Finding On-Demand Training Videos

Remember, we still recommend that you attend our D2L workshops or arrange for a one-on-one consult to learn the tips and tricks for using D2L and its various tools.  But the On-Demand Training course is great when you need a quick reminder of how to use a tool at 2:00 am when there is no one around to help you!

Note that if you do NOT see the D2L v10.3 On-Demand Training course in the My Courses widget, contact desupport@camosun.ca, and you will be set up with access.

Drop-in Sessions reminder for this week

Don’t forget our Instructional Design drop-ins this week.   Come with your questions to CC235 (Interurban) on Tuesday from 12-1, or to LLC156 (Lansdowne) from 12-1 on Wednesday.

Planning your SD for May and June?  We will be available during the drop-in sessions to help you determine which DE Spring workshops will benefit you the most.

Not available on these days/times?  No problem.  Email desupport@camosun.ca to get linked up with an instructional designer for a one-on-one consult at a time that works for you.

Spring Workshop Series open for Registration


The Distributed Education Spring 2015 Workshop Series is up and open for registration!

The Distributed Education (DE) Workshop Series is designed to assist faculty (beginner to advanced) with incorporating various educational technologies (including Desire2Learn (D2L) and Camtasia) into their teaching.  Make sure to register for the session(s) you would like to attend (click on the links below to view the sessions, and then on the Register Here button at the bottom of the page) so that we can notify you if there is a room change or cancellation.

Note:  This schedule is subject to change.  Please check back to confirm dates, times and locations for the workshops.  Don’t see what you’re looking for?  Contact DE Support (desupport@camosun.ca) to book a consult with an Instructional Designer.

Go to DE Workshop Series – Spring 2015 for more information, and to register.

Planning for SD?

Are you planning for SD?  Wondering what Distributed Education will be offering this Spring and what to attend?  Come to a planning information session and plan your SD with DE!

Description:  Designed for both experienced and new instructors, these information sessions will help you determine which sessions in the Distributed Education Workshop Series in May/June will benefit you the most.

No need to register – just come on out, and someone will be there to help you! If you do have any questions, or if these days/times don’t work for you, contact Emily Schudel at schudele@camosun.ca.

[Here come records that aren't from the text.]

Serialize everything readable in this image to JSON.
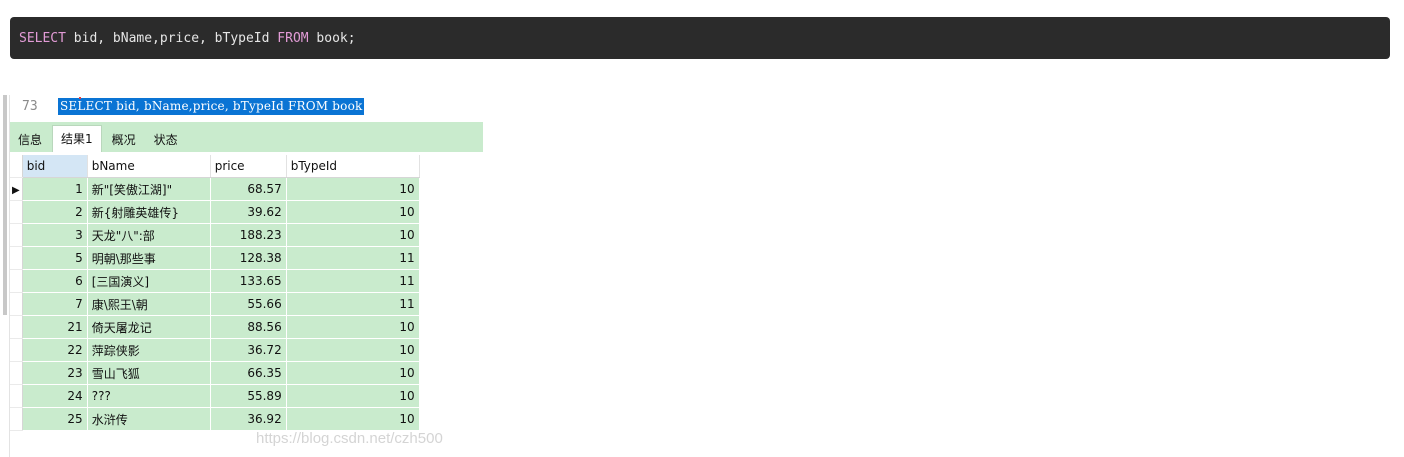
{
  "code_block": {
    "kw1": "SELECT",
    "text1": " bid, bName,price, bTypeId ",
    "kw2": "FROM",
    "text2": " book;"
  },
  "editor": {
    "line_number": "73",
    "selected_sql": "SELECT bid, bName,price, bTypeId FROM book"
  },
  "tabs": [
    {
      "label": "信息"
    },
    {
      "label": "结果1"
    },
    {
      "label": "概况"
    },
    {
      "label": "状态"
    }
  ],
  "grid": {
    "columns": [
      "bid",
      "bName",
      "price",
      "bTypeId"
    ],
    "rows": [
      {
        "bid": "1",
        "bName": "新\"[笑傲江湖]\"",
        "price": "68.57",
        "bTypeId": "10"
      },
      {
        "bid": "2",
        "bName": "新{射雕英雄传}",
        "price": "39.62",
        "bTypeId": "10"
      },
      {
        "bid": "3",
        "bName": "天龙\"八\":部",
        "price": "188.23",
        "bTypeId": "10"
      },
      {
        "bid": "5",
        "bName": "明朝\\那些事",
        "price": "128.38",
        "bTypeId": "11"
      },
      {
        "bid": "6",
        "bName": "[三国演义]",
        "price": "133.65",
        "bTypeId": "11"
      },
      {
        "bid": "7",
        "bName": "康\\熙王\\朝",
        "price": "55.66",
        "bTypeId": "11"
      },
      {
        "bid": "21",
        "bName": "倚天屠龙记",
        "price": "88.56",
        "bTypeId": "10"
      },
      {
        "bid": "22",
        "bName": "萍踪侠影",
        "price": "36.72",
        "bTypeId": "10"
      },
      {
        "bid": "23",
        "bName": "雪山飞狐",
        "price": "66.35",
        "bTypeId": "10"
      },
      {
        "bid": "24",
        "bName": "???",
        "price": "55.89",
        "bTypeId": "10"
      },
      {
        "bid": "25",
        "bName": "水浒传",
        "price": "36.92",
        "bTypeId": "10"
      }
    ]
  },
  "watermark": "https://blog.csdn.net/czh500",
  "row_indicator_icon": "current-row-arrow-icon"
}
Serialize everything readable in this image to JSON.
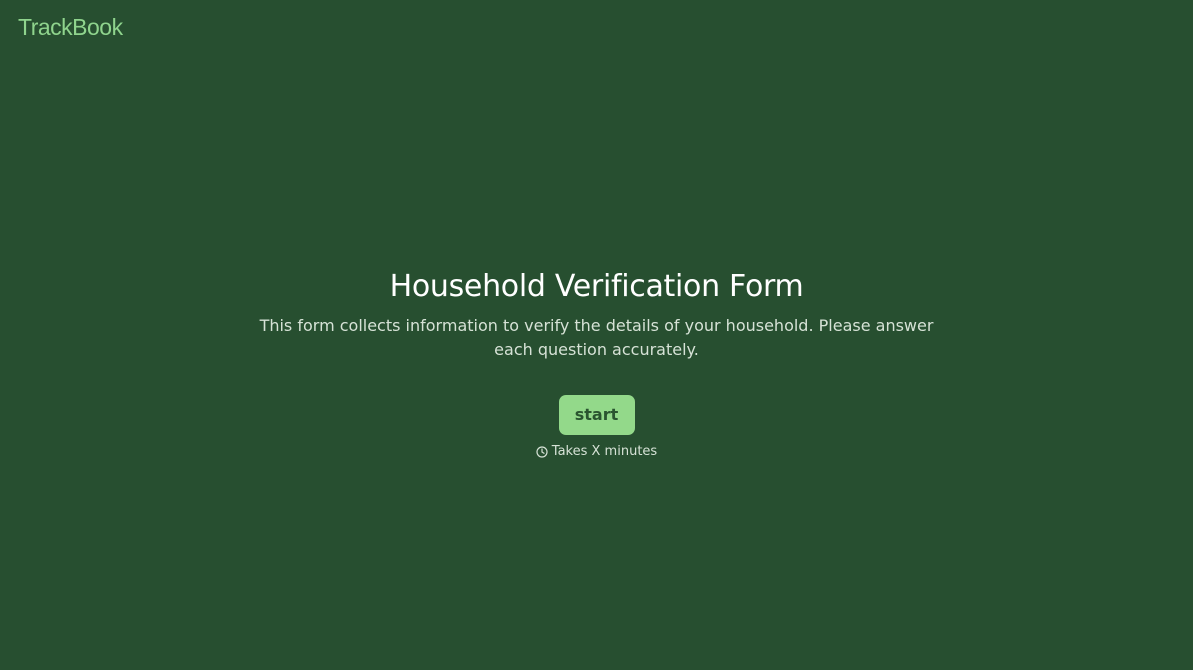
{
  "brand": {
    "name": "TrackBook",
    "color": "#8fd48d"
  },
  "theme": {
    "background": "#274f30",
    "button_bg": "#93d98a",
    "button_text": "#2a5530"
  },
  "intro": {
    "title": "Household Verification Form",
    "description": "This form collects information to verify the details of your household. Please answer each question accurately.",
    "start_label": "start",
    "duration_icon": "clock-icon",
    "duration_text": "Takes X minutes"
  }
}
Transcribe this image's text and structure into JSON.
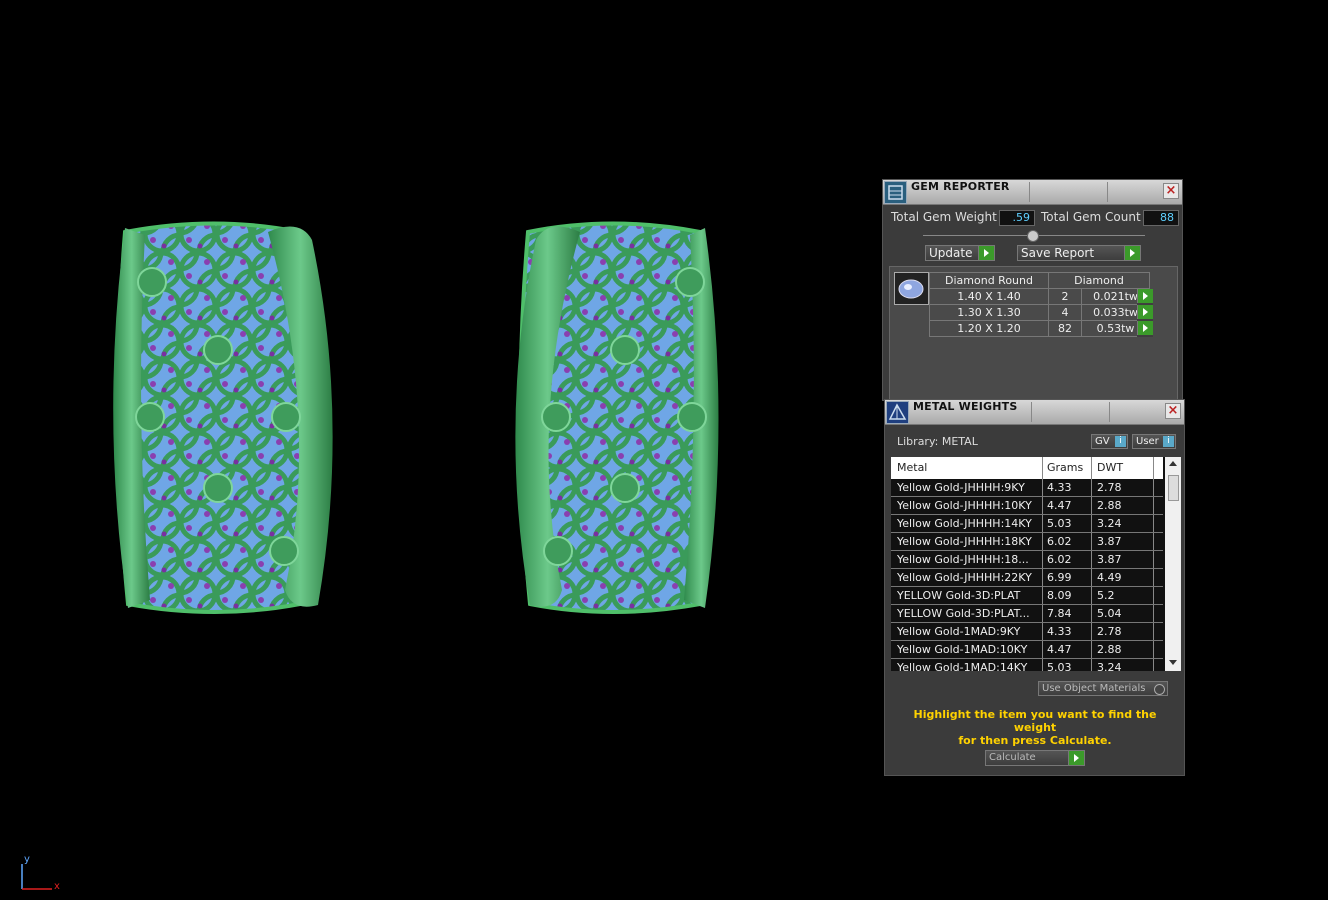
{
  "viewport": {
    "axis": {
      "y_label": "y",
      "x_label": "x"
    }
  },
  "gem_reporter": {
    "title": "GEM REPORTER",
    "total_gem_weight_label": "Total Gem Weight",
    "total_gem_weight_value": ".59",
    "total_gem_count_label": "Total Gem Count",
    "total_gem_count_value": "88",
    "update_label": "Update",
    "save_report_label": "Save Report",
    "table": {
      "headers": [
        "Diamond Round",
        "Diamond"
      ],
      "rows": [
        {
          "size": "1.40 X 1.40",
          "count": "2",
          "tw": "0.021tw"
        },
        {
          "size": "1.30 X 1.30",
          "count": "4",
          "tw": "0.033tw"
        },
        {
          "size": "1.20 X 1.20",
          "count": "82",
          "tw": "0.53tw"
        }
      ]
    },
    "icons": {
      "panel": "gem-reporter-icon",
      "close": "close-icon",
      "gem": "diamond-icon"
    }
  },
  "metal_weights": {
    "title": "METAL WEIGHTS",
    "library_label": "Library: METAL",
    "gv_label": "GV",
    "user_label": "User",
    "columns": [
      "Metal",
      "Grams",
      "DWT"
    ],
    "rows": [
      {
        "metal": "Yellow Gold-JHHHH:9KY",
        "grams": "4.33",
        "dwt": "2.78"
      },
      {
        "metal": "Yellow Gold-JHHHH:10KY",
        "grams": "4.47",
        "dwt": "2.88"
      },
      {
        "metal": "Yellow Gold-JHHHH:14KY",
        "grams": "5.03",
        "dwt": "3.24"
      },
      {
        "metal": "Yellow Gold-JHHHH:18KY",
        "grams": "6.02",
        "dwt": "3.87"
      },
      {
        "metal": "Yellow Gold-JHHHH:18...",
        "grams": "6.02",
        "dwt": "3.87"
      },
      {
        "metal": "Yellow Gold-JHHHH:22KY",
        "grams": "6.99",
        "dwt": "4.49"
      },
      {
        "metal": "YELLOW Gold-3D:PLAT",
        "grams": "8.09",
        "dwt": "5.2"
      },
      {
        "metal": "YELLOW Gold-3D:PLAT...",
        "grams": "7.84",
        "dwt": "5.04"
      },
      {
        "metal": "Yellow Gold-1MAD:9KY",
        "grams": "4.33",
        "dwt": "2.78"
      },
      {
        "metal": "Yellow Gold-1MAD:10KY",
        "grams": "4.47",
        "dwt": "2.88"
      },
      {
        "metal": "Yellow Gold-1MAD:14KY",
        "grams": "5.03",
        "dwt": "3.24"
      }
    ],
    "use_object_materials_label": "Use Object Materials",
    "hint_line1": "Highlight the item you want to find the weight",
    "hint_line2": "for then press Calculate.",
    "calculate_label": "Calculate"
  }
}
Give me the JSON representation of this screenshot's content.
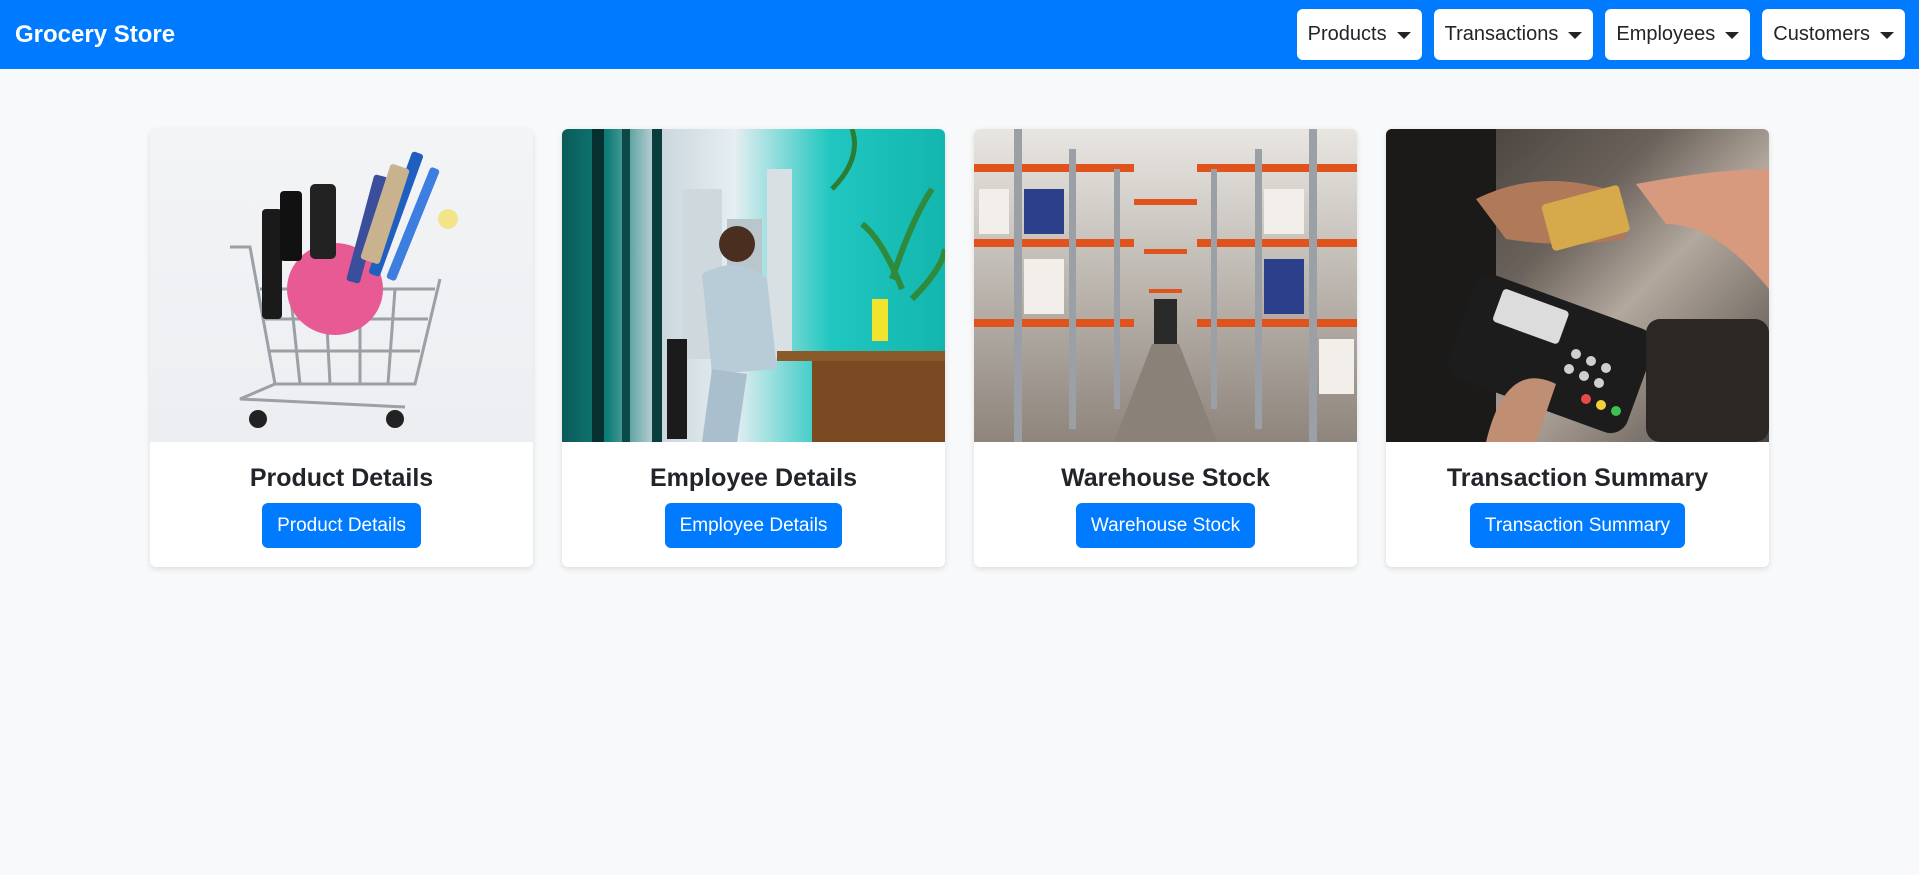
{
  "navbar": {
    "brand": "Grocery Store",
    "menus": [
      {
        "label": "Products"
      },
      {
        "label": "Transactions"
      },
      {
        "label": "Employees"
      },
      {
        "label": "Customers"
      }
    ]
  },
  "cards": [
    {
      "title": "Product Details",
      "button": "Product Details",
      "image": "shopping-cart-photo"
    },
    {
      "title": "Employee Details",
      "button": "Employee Details",
      "image": "office-worker-photo"
    },
    {
      "title": "Warehouse Stock",
      "button": "Warehouse Stock",
      "image": "warehouse-aisle-photo"
    },
    {
      "title": "Transaction Summary",
      "button": "Transaction Summary",
      "image": "card-payment-photo"
    }
  ],
  "colors": {
    "primary": "#007bff",
    "background": "#f8f9fa",
    "card": "#ffffff"
  }
}
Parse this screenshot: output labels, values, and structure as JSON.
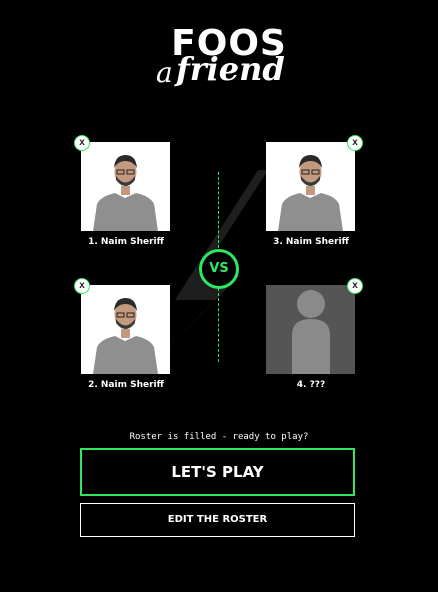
{
  "logo": {
    "line1": "FOOS",
    "a": "a",
    "friend": "friend"
  },
  "vs_label": "VS",
  "players": [
    {
      "name": "1. Naim Sheriff",
      "photo": "person-photo",
      "removable": true
    },
    {
      "name": "2. Naim Sheriff",
      "photo": "person-photo",
      "removable": true
    },
    {
      "name": "3. Naim Sheriff",
      "photo": "person-photo",
      "removable": true
    },
    {
      "name": "4. ???",
      "photo": "placeholder-avatar",
      "removable": true
    }
  ],
  "close_label": "x",
  "status": "Roster is filled - ready to play?",
  "buttons": {
    "play": "LET'S PLAY",
    "edit": "EDIT THE ROSTER"
  },
  "colors": {
    "accent": "#2ee860",
    "background": "#000000",
    "placeholder": "#555555"
  }
}
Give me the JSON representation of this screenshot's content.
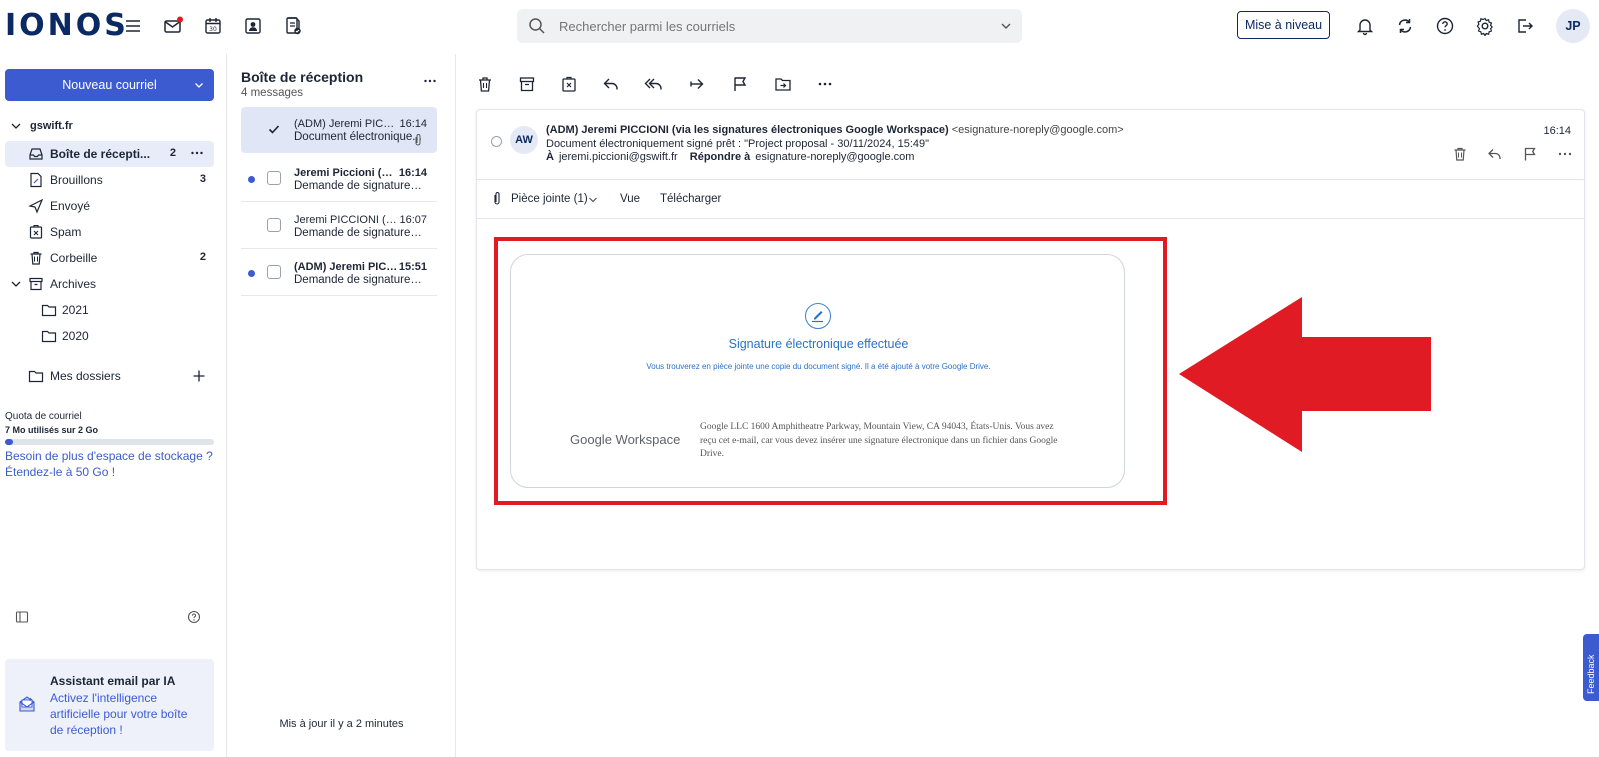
{
  "app": {
    "logo": "IONOS",
    "search_placeholder": "Rechercher parmi les courriels",
    "upgrade_label": "Mise à niveau",
    "avatar_initials": "JP",
    "calendar_day": "30",
    "brand_color": "#3c5bd1",
    "accent_red": "#e01b24"
  },
  "sidebar": {
    "new_mail_label": "Nouveau courriel",
    "account": "gswift.fr",
    "folders": [
      {
        "label": "Boîte de récepti...",
        "count": "2",
        "icon": "inbox-icon"
      },
      {
        "label": "Brouillons",
        "count": "3",
        "icon": "draft-icon"
      },
      {
        "label": "Envoyé",
        "count": "",
        "icon": "send-icon"
      },
      {
        "label": "Spam",
        "count": "",
        "icon": "spam-icon"
      },
      {
        "label": "Corbeille",
        "count": "2",
        "icon": "trash-icon"
      },
      {
        "label": "Archives",
        "count": "",
        "icon": "archive-icon"
      },
      {
        "label": "2021",
        "count": "",
        "icon": "folder-icon"
      },
      {
        "label": "2020",
        "count": "",
        "icon": "folder-icon"
      }
    ],
    "my_folders_label": "Mes dossiers",
    "quota_label": "Quota de courriel",
    "quota_used": "7 Mo utilisés sur 2 Go",
    "quota_fraction": 0.04,
    "quota_link": "Besoin de plus d'espace de stockage ? Étendez-le à 50 Go !",
    "ai_title": "Assistant email par IA",
    "ai_text": "Activez l'intelligence artificielle pour votre boîte de réception !"
  },
  "list": {
    "title": "Boîte de réception",
    "count": "4 messages",
    "messages": [
      {
        "from": "(ADM) Jeremi PICCIONI (via les signatures électroniques Google Workspace)",
        "subject": "Document électronique...",
        "time": "16:14"
      },
      {
        "from": "Jeremi Piccioni (via les signatures électroniques Google Workspace)",
        "subject": "Demande de signature électronique",
        "time": "16:14"
      },
      {
        "from": "Jeremi PICCIONI (via les signatures électroniques Google Workspace)",
        "subject": "Demande de signature électronique",
        "time": "16:07"
      },
      {
        "from": "(ADM) Jeremi PICCIONI (via les signatures électroniques Google Workspace)",
        "subject": "Demande de signature électronique",
        "time": "15:51"
      }
    ],
    "updated": "Mis à jour il y a 2 minutes"
  },
  "reader": {
    "avatar_initials": "AW",
    "from_name": "(ADM) Jeremi PICCIONI (via les signatures électroniques Google Workspace)",
    "from_email": "<esignature-noreply@google.com>",
    "subject": "Document électroniquement signé prêt : \"Project proposal - 30/11/2024, 15:49\"",
    "to_label": "À",
    "to_value": "jeremi.piccioni@gswift.fr",
    "reply_label": "Répondre à",
    "reply_value": "esignature-noreply@google.com",
    "time": "16:14",
    "attachment_label": "Pièce jointe (1)",
    "view_label": "Vue",
    "download_label": "Télécharger"
  },
  "card": {
    "title": "Signature électronique effectuée",
    "subtitle": "Vous trouverez en pièce jointe une copie du document signé. Il a été ajouté à votre Google Drive.",
    "logo_text": "Google Workspace",
    "address": "Google LLC 1600 Amphitheatre Parkway, Mountain View, CA 94043, États-Unis. Vous avez reçu cet e-mail, car vous devez insérer une signature électronique dans un fichier dans Google Drive."
  },
  "feedback_label": "Feedback"
}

Dates and Locations:

  • Tuesday, March 3, 12:00-1:00pm, LLC156 Lansdowne Campus
  • Wednesday March 4, 12:00-1:00pm, CC235 Interurban Campus
  • Tuesday, March 10, 12:00-1:00pm, LLC156 Lansdowne Campus
  • Wednesday March 11, 12:00-1:00pm, CC235 Interurban Campus

Community of Practice on Teaching and Learning Using Online Technologies

Announcing a new Community of Practice (CoP) at Camosun College:  Community of Practice on Teaching and Learning using Online Technologies.

This peer-based Community of Practice (CoP) is for faculty and other members of the Camosun community interested in using online tools (including, but not restricted to, Desire2Learn) to enhance their face-to-face teaching, to teach blended courses, or to teach fully online.  This CoP will provide a forum for us to share questions, experiences, best practices, and lessons learned associated with the use of online technologies in teaching.  The agenda for our gatherings will be driven by members’ needs, interests and questions.

The CoP on Teaching and Learning Online will be enhanced with a D2L course site designed to provide a space for participants to discuss their practice outside of the face-to-face community, as well as a place to share ideas and resources with a broader community of practitioners.

(from http://web.camosun.ca/cetl/content/current-communities-practice)

For more information on this CoP, or to find out how to get involved in any of the many Communities of Practice at Camosun College, go to http://web.camosun.ca/cetl/content/communities-practice.